After the pilot has made the second turn he is called up by the instructor taking the part of the radio operator at the pilot’s destination, to inform the pilot that there is a bad storm area right in his path which must be avoided. This requires a carefully worked out course, and another change of wind by the instructor puts the pilot right off his course when he is under the impression that he is nearing the aerodrome at the end of his journey. At the same time he is informed he will have to come in on the blind-approach system.
As he is off his course he will now have a complicated task to find the beam of the approach system. Once truly on the beam the pilot will have a sense of relief. If the pilot is an old hand at instrument flying in air liners, he will expect his co-pilot to take over any moment as the ground becomes visible through the haze. Probably a feeling of fatigue will come over the pilot as he realizes he is in the Link trainer and has been concentrating over a synthetic trip in bad conditions.
Simulating Night Flying
The latest development of the Link trainer is a night room which is being produced for training in night flying. The trainer will be arranged in a dark room and will have windows so that the pilot may look out. Round the walls and ceiling of the room will be stars, arranged in their proper order. Varying weather conditions such as fog, snow, squalls and electrical storms will be available to be introduced at will.
That the Link trainer is an extremely valuable invention is proved by the fact that it is generally the experienced pilots who are most enthusiastic about its value for practice purposes.
As an example of the saving which the trainer provides in time spent in tuition in the air, the average times for a course of instrument flying may be given. Five hours are first spent in the
trainer, followed by two hours practising in the air what has been learnt. By ordinary methods the whole seven hours would have to be spent in the air to reach an equivalent standard. To this would have to be added the time taken in taxying the aircraft and in climbing to a suitable height before each lesson. The Link trainer is ready for use as soon as its driving motor is started.

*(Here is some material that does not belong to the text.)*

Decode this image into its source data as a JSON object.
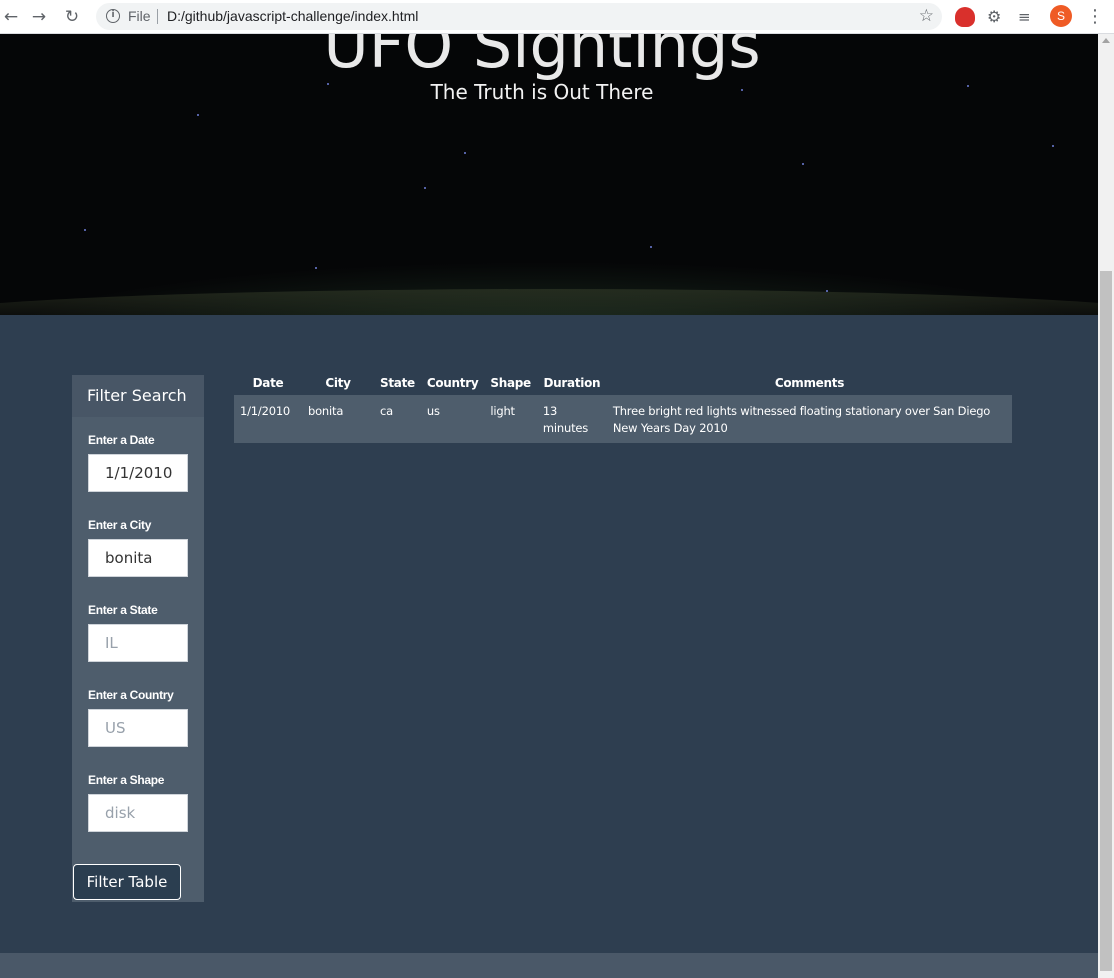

The first hour of instruction is spent by the pupil in familiarizing himself with the controls and instruments. During this hour the hood is open. All instruction thereafter is conducted with the hood closed. The first half-hour lesson with the hood closed is occupied by practice turns to gain smoothness. Then follows an hour practising turns to any given compass bearing. After this, five half-hour periods are spent in the following ways: a check flight with the instructor correcting all faults, fast and slow turns, turns with and without compass under bumpy weather conditions, spins and recovery from spins and, finally, a check flight covering all previous instruction. At this stage the pupil is ready to fly by instruments in the air, and the two hours of instruction in an aeroplane follow. Further practice can always be carried out in the trainer.
THERE IS NO INHERENT STABILITY in the Link trainer. Once the cockpit cover is lowered, the pilot has to be guided entirely by the instruments in keeping the “ aeroplane ” level. Should the pilot allow the nose to point upwards too steeply, the instruments will indicate a stall and, unless the nose is lowered, the trainer will begin to revolve in a manner that feels to the occupant just like a spin.